-- Opening Marker --

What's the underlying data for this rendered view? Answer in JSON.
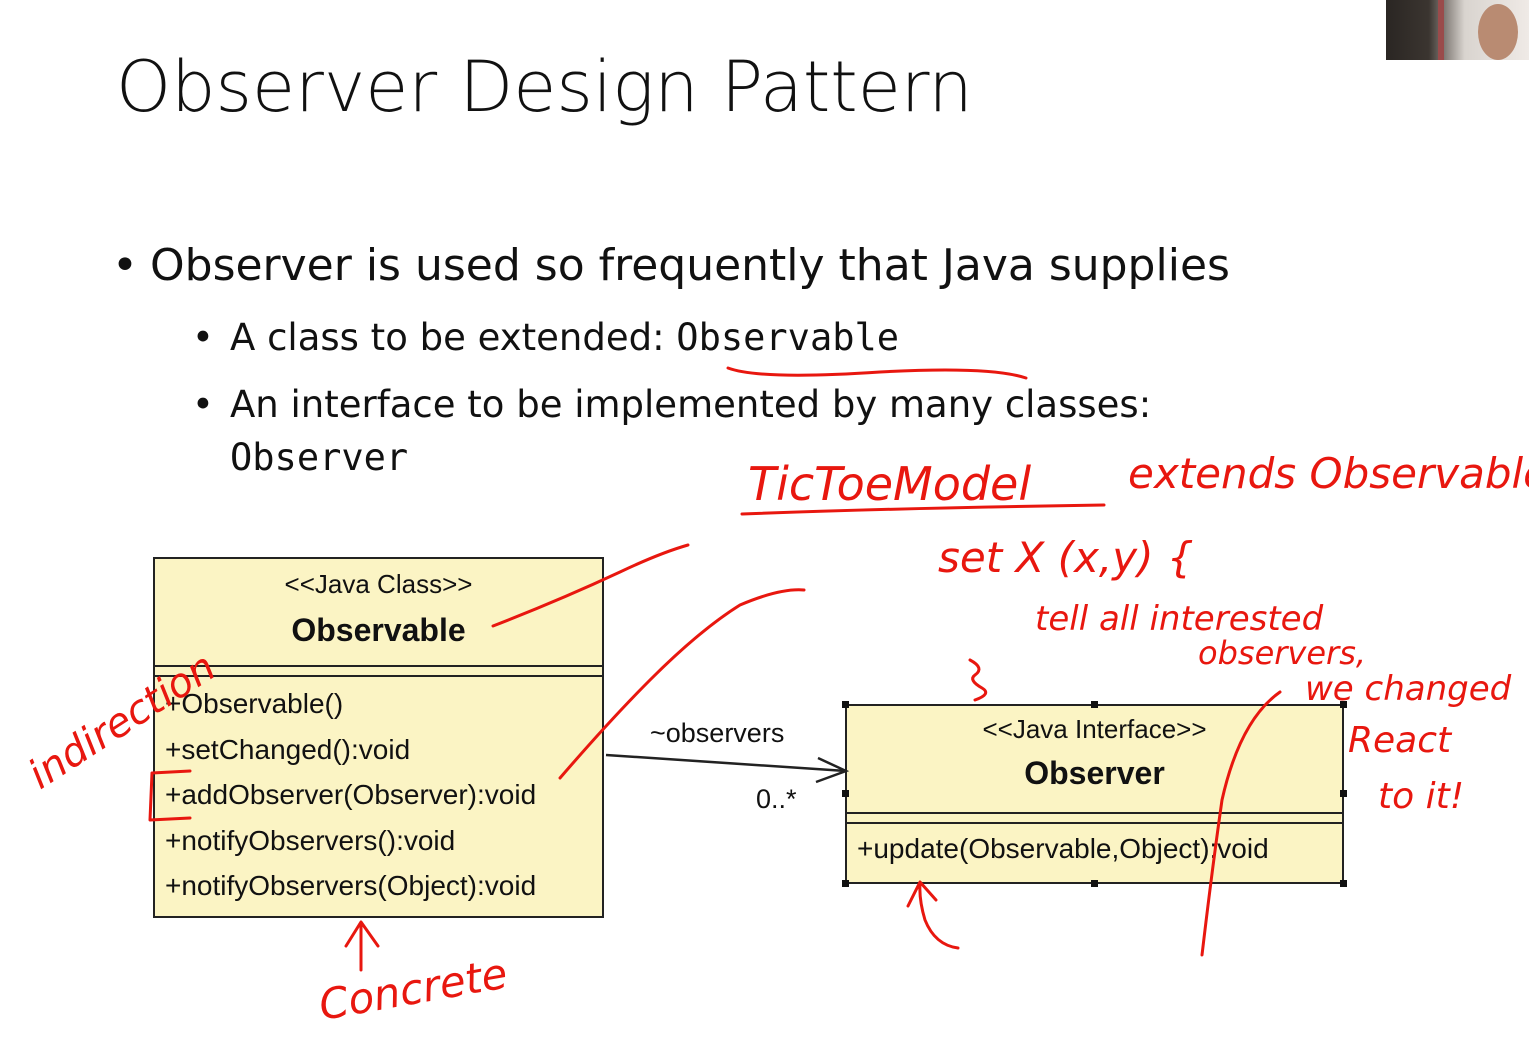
{
  "slide": {
    "title": "Observer Design Pattern",
    "bullet_main": "Observer is used so frequently that Java supplies",
    "sub1_text": "A class to be extended: ",
    "sub1_code": "Observable",
    "sub2_text": "An interface to be implemented by many classes:",
    "sub2_code": "Observer"
  },
  "diagram": {
    "observable": {
      "stereotype": "<<Java Class>>",
      "name": "Observable",
      "operations": [
        "+Observable()",
        "+setChanged():void",
        "+addObserver(Observer):void",
        "+notifyObservers():void",
        "+notifyObservers(Object):void"
      ]
    },
    "observer": {
      "stereotype": "<<Java Interface>>",
      "name": "Observer",
      "operations": [
        "+update(Observable,Object):void"
      ]
    },
    "association": {
      "role": "~observers",
      "multiplicity": "0..*"
    }
  },
  "annotations": {
    "color": "#e8170f",
    "model_class": "TicToeModel",
    "extends_text": "extends Observable",
    "method": "set X (x,y) {",
    "line1": "tell all interested",
    "line2": "observers,",
    "line3": "we changed",
    "line4": "React",
    "line5": "to it!",
    "indirection": "indirection",
    "concrete": "Concrete"
  }
}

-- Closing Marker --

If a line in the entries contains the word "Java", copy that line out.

WRITTEN RESPONSE:
    "bullet_main": "Observer is used so frequently that Java supplies",
      "stereotype": "<<Java Class>>",
      "stereotype": "<<Java Interface>>",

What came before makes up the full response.